**Exercise:** From the first entry to the last, copy everything exactly except the pictures.

□ □ □

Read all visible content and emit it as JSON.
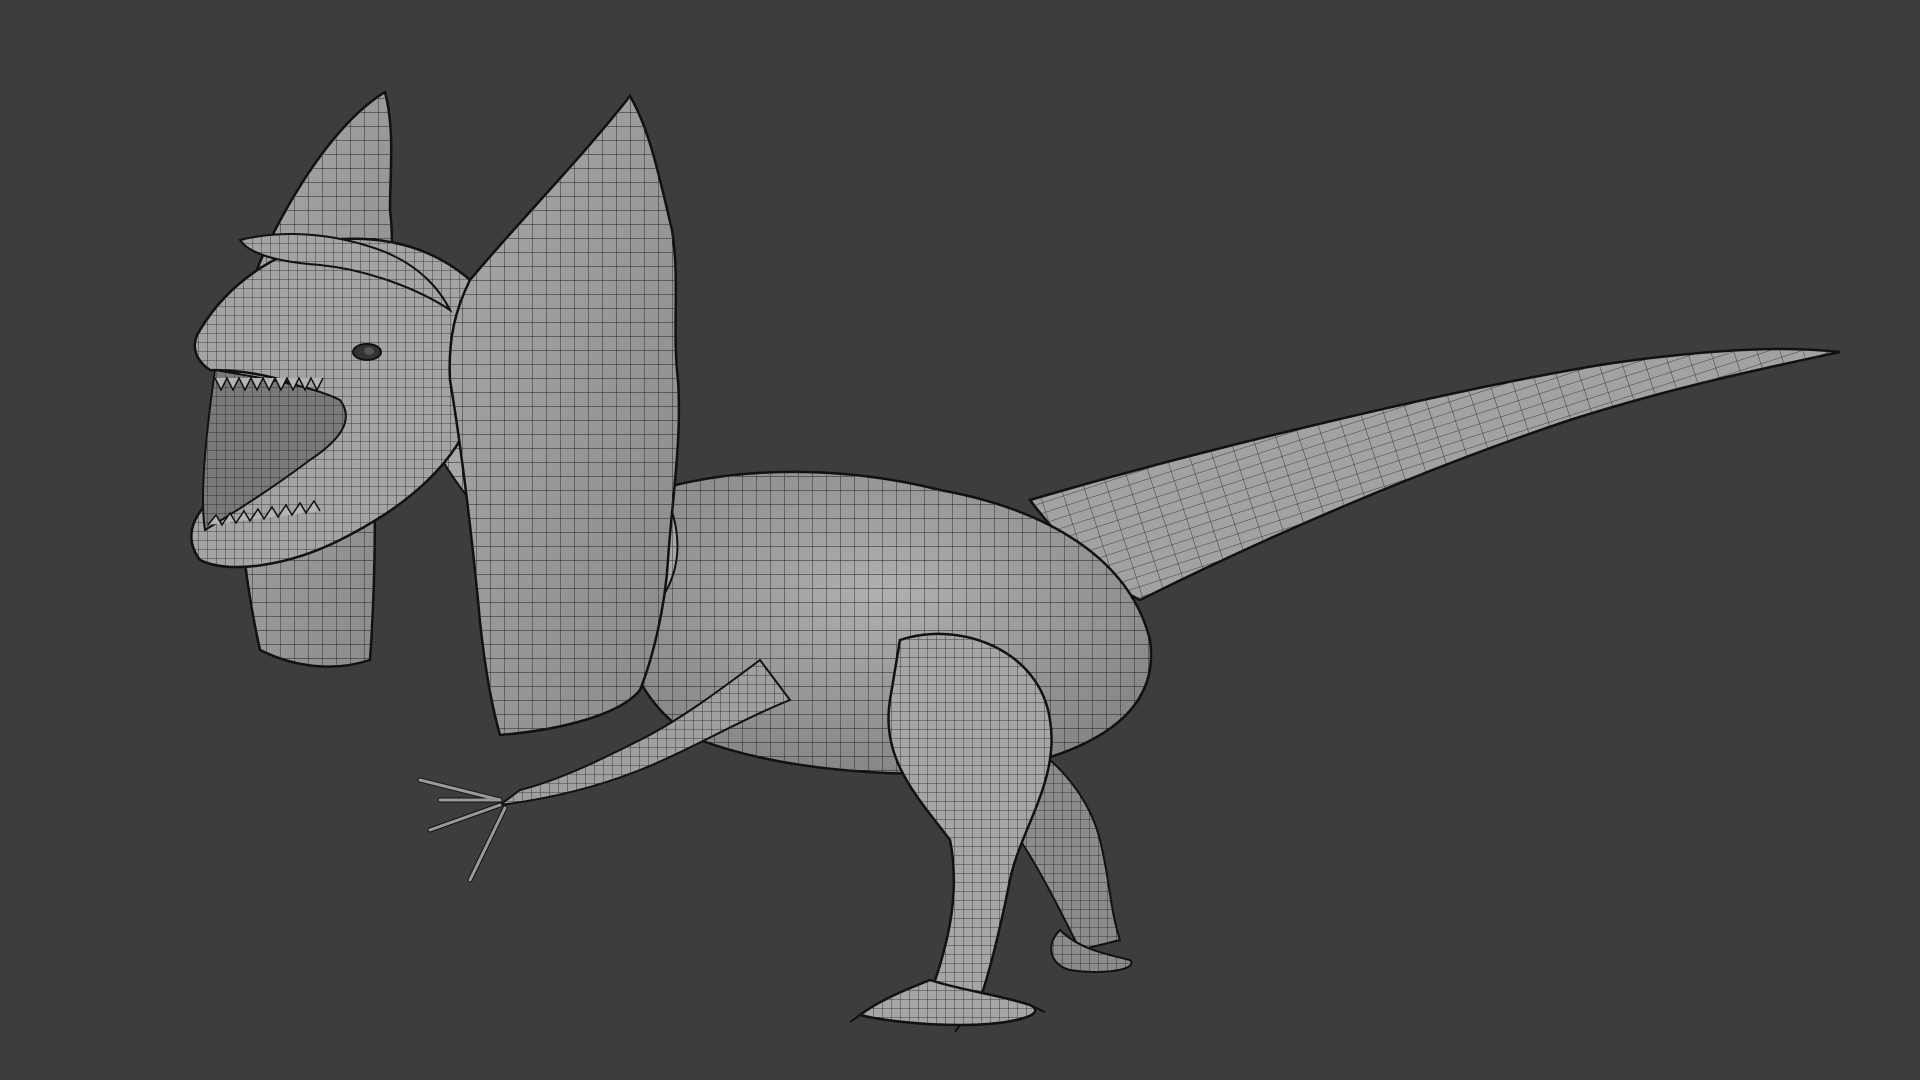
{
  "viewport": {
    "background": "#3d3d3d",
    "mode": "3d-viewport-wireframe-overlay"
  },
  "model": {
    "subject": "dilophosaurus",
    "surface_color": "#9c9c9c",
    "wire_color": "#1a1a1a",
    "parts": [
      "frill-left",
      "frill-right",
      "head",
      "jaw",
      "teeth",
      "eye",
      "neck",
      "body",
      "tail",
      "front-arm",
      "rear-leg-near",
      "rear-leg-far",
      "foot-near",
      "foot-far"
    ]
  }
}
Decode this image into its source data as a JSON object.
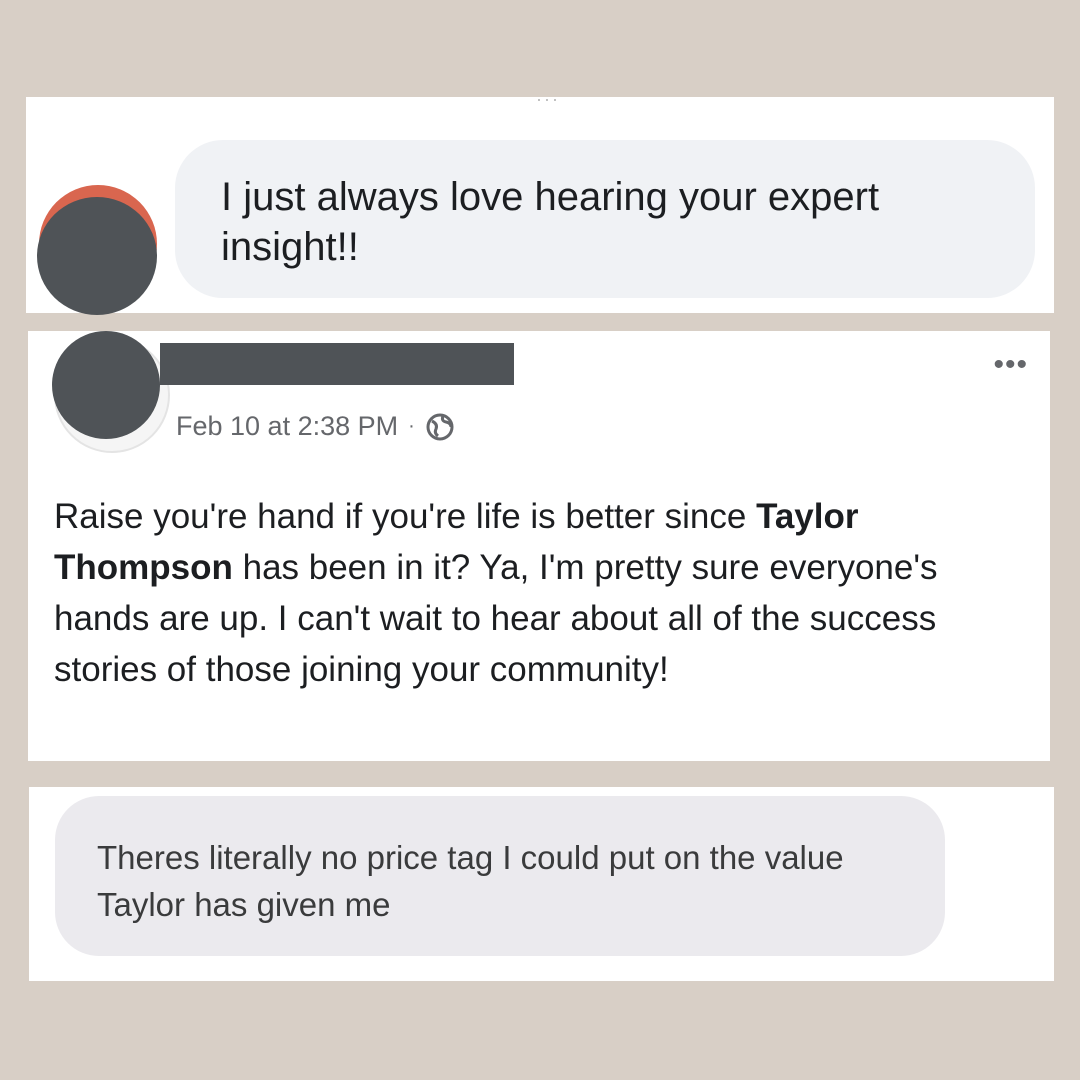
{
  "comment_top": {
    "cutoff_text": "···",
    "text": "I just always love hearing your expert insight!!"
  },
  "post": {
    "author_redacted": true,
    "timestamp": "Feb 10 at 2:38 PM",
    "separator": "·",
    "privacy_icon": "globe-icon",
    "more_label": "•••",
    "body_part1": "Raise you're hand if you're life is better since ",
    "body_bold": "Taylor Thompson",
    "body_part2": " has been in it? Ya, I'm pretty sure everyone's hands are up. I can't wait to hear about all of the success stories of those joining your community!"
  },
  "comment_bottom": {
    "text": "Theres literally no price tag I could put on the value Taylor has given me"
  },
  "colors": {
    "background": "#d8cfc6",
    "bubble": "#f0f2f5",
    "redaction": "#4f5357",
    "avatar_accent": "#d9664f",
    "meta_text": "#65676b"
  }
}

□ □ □

**Result of the task:**
Read all visible content and emit it as JSON.
{
  "viewport": {
    "background": "#3d3d3d",
    "mode": "3d-viewport-wireframe-overlay"
  },
  "model": {
    "subject": "dilophosaurus",
    "surface_color": "#9c9c9c",
    "wire_color": "#1a1a1a",
    "parts": [
      "frill-left",
      "frill-right",
      "head",
      "jaw",
      "teeth",
      "eye",
      "neck",
      "body",
      "tail",
      "front-arm",
      "rear-leg-near",
      "rear-leg-far",
      "foot-near",
      "foot-far"
    ]
  }
}
Decode this image into its source data as a JSON object.
{
  "comment_top": {
    "cutoff_text": "···",
    "text": "I just always love hearing your expert insight!!"
  },
  "post": {
    "author_redacted": true,
    "timestamp": "Feb 10 at 2:38 PM",
    "separator": "·",
    "privacy_icon": "globe-icon",
    "more_label": "•••",
    "body_part1": "Raise you're hand if you're life is better since ",
    "body_bold": "Taylor Thompson",
    "body_part2": " has been in it? Ya, I'm pretty sure everyone's hands are up. I can't wait to hear about all of the success stories of those joining your community!"
  },
  "comment_bottom": {
    "text": "Theres literally no price tag I could put on the value Taylor has given me"
  },
  "colors": {
    "background": "#d8cfc6",
    "bubble": "#f0f2f5",
    "redaction": "#4f5357",
    "avatar_accent": "#d9664f",
    "meta_text": "#65676b"
  }
}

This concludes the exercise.